The spot depicts a building that is hosting various office Christmas parties. Floor upon floor, from the outside you can see the festivities inside as the snow falls. Cut to the top of the building though and it becomes apparent to the viewers that the ‘snow’ is actually shredded paper that a bunch of banking fat cats are chucking out the window.
“What’s funny is that I remember presenting that internally and I didn’t think it had a chance in hell of ever seeing the light of day. But it went all the way up and Heineken loved it. I think it was at the time a very progressive brand. That was the beginning of me seeing that I could make amazing things and there were clients out there that were into them. It was a bit of an eye-opener.”
Another big hit in his career was for Febreze. For its ‘Breathe Happy’ campaign, Lenois and his team brought a bunch of people into smelly locations and filmed their reactions once the air freshener had been sprayed. Shortly after the global launch, Febreze became one of the fastest-growing brands worldwide with sales surpassing $1bn.
A third is his work for Volvo while at Grey. Tasked with competing with huge car brands and their even bigger budgets during the Super Bowl, Lenois and his team asked people to look away during other car commercials and text someone they would give a Volvo to. The agency won its first-ever Cannes Lions Grand Prix for this work. “You can see a bit of a theme with this,” he laughs. “It’s all designed to really move people; it’s designed to not be invisible, to force you to pay attention.”

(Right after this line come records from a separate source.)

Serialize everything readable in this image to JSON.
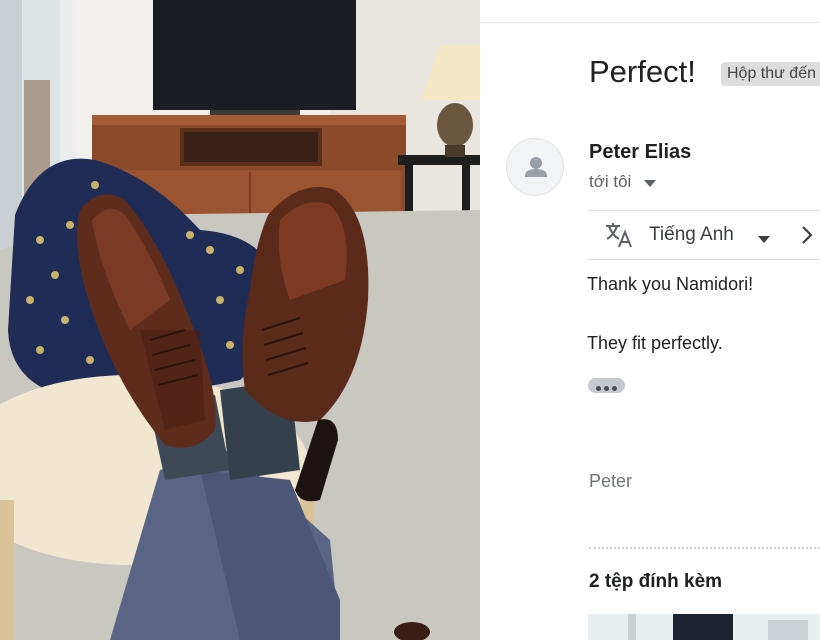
{
  "photo": {
    "subject": "brown leather oxford shoes resting on a stool"
  },
  "email": {
    "subject": "Perfect!",
    "label": "Hộp thư đến",
    "sender_name": "Peter Elias",
    "recipient": "tới tôi",
    "translate": {
      "language": "Tiếng Anh",
      "icon": "translate-icon"
    },
    "body_lines": [
      "Thank you Namidori!",
      "They fit perfectly."
    ],
    "signature": "Peter",
    "attachments_title": "2 tệp đính kèm"
  },
  "colors": {
    "label_chip_bg": "#dddddd",
    "text_primary": "#202124",
    "text_secondary": "#5f6368"
  }
}
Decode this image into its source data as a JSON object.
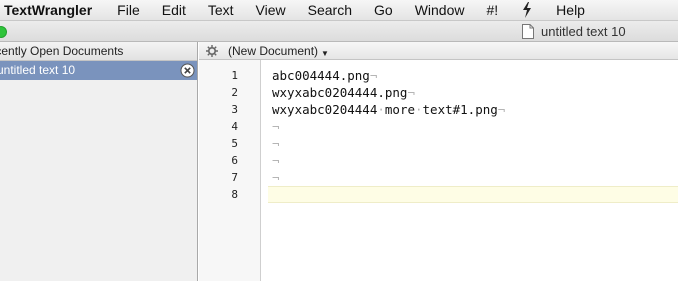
{
  "menubar": {
    "app": "TextWrangler",
    "items": [
      "File",
      "Edit",
      "Text",
      "View",
      "Search",
      "Go",
      "Window",
      "#!"
    ],
    "script_icon": "script-icon",
    "help": "Help"
  },
  "window": {
    "title": "untitled text 10"
  },
  "sidebar": {
    "header": "Recently Open Documents",
    "documents": [
      {
        "label": "untitled text 10",
        "selected": true
      }
    ]
  },
  "toolbar": {
    "document_popup": "(New Document)"
  },
  "editor": {
    "line_numbers": [
      "1",
      "2",
      "3",
      "4",
      "5",
      "6",
      "7",
      "8"
    ],
    "lines": [
      "abc004444.png",
      "wxyxabc0204444.png",
      "wxyxabc0204444 more text#1.png",
      "",
      "",
      "",
      "",
      ""
    ],
    "line_end_marker": "¬",
    "space_marker": "·",
    "current_line": 8
  },
  "colors": {
    "selection": "#7a93bd",
    "current_line_highlight": "#fefde5",
    "invisibles": "#b5b5b5"
  }
}
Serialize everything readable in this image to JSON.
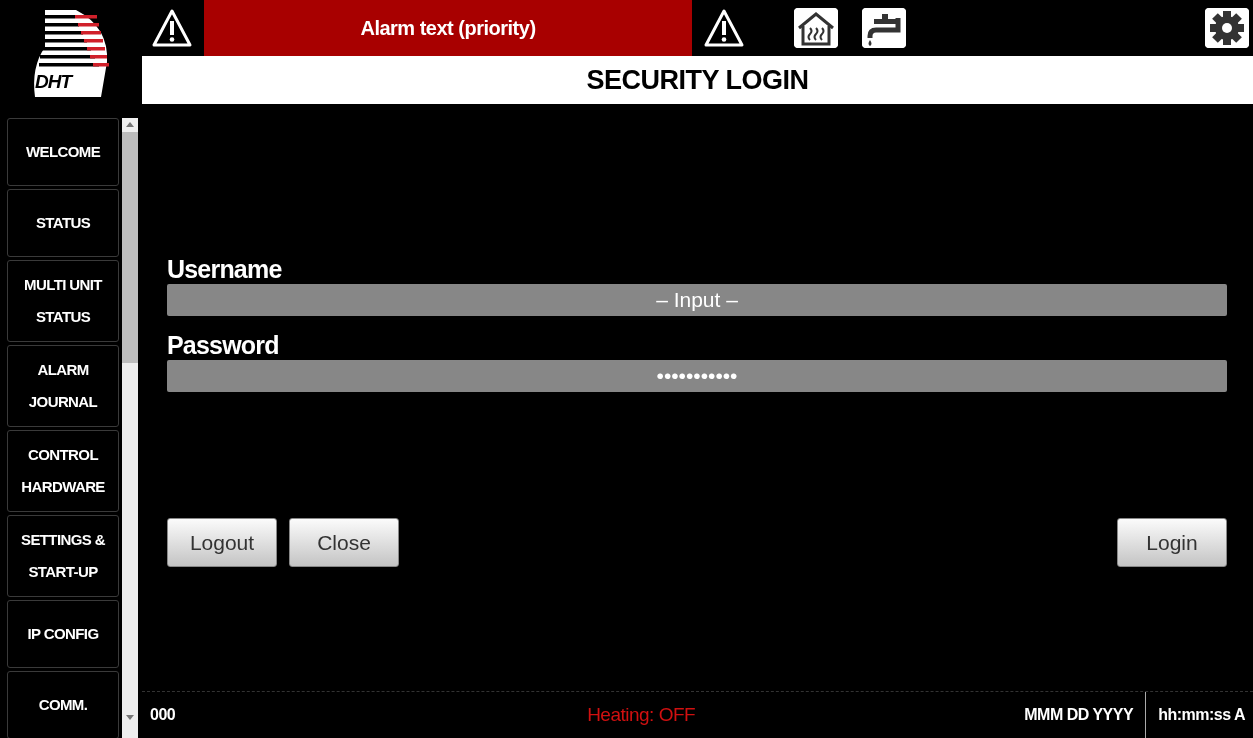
{
  "logo": {
    "text": "DHT"
  },
  "nav": [
    {
      "label": "WELCOME"
    },
    {
      "label": "STATUS"
    },
    {
      "label": "MULTI UNIT STATUS"
    },
    {
      "label": "ALARM JOURNAL"
    },
    {
      "label": "CONTROL HARDWARE"
    },
    {
      "label": "SETTINGS & START-UP"
    },
    {
      "label": "IP CONFIG"
    },
    {
      "label": "COMM."
    }
  ],
  "alarm_banner": {
    "text": "Alarm text (priority)"
  },
  "title": "SECURITY LOGIN",
  "form": {
    "fields": [
      {
        "label": "Username",
        "value": "– Input –"
      },
      {
        "label": "Password",
        "value": "•••••••••••"
      }
    ]
  },
  "buttons_left": [
    {
      "label": "Logout"
    },
    {
      "label": "Close"
    }
  ],
  "buttons_right": [
    {
      "label": "Login"
    }
  ],
  "status_bar": {
    "count": "000",
    "heating": "Heating: OFF",
    "date": "MMM DD YYYY",
    "time": "hh:mm:ss A"
  }
}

It’s a mantra he’s now carried on to his role as chief creative officer at VaynerMedia, where he’s been since 2019. What’s driving him now is reactions on social media. “That is what is so seductive to me about what we do [at VaynerMedia] and about social media because, for the first time ever, we’re accountable to the consumer. There’s no ‘see the above’; there’s no client making the call. It’s us and the consumer, which I find to be absolutely amazing.”
Lenois likens it to a standup comic on stage; if the joke lands, the audience will laugh and the performer will keep going. If it falls flat, then it’s silence. “The industry is very different. The industry will write down a joke then pass it to their boss or ask their client if they think it’s funny, right?”
Looking back on his career so far, Lenois says he was able to find a culture and people that was fulfilling to him and that, unlike many others, he never became jaded about advertising. He also says his 10 years at Grey were some of the best of his career but that he’s found something different in his role at Gary Vaynerchuk’s agency.
“Advertising has been advertising. You can get the work right, you can do it with great people and that is what it is. Here, the work is great and the people are great, but we’re innovating. We’re changing the industry and that has been wildly fulfilling to me.”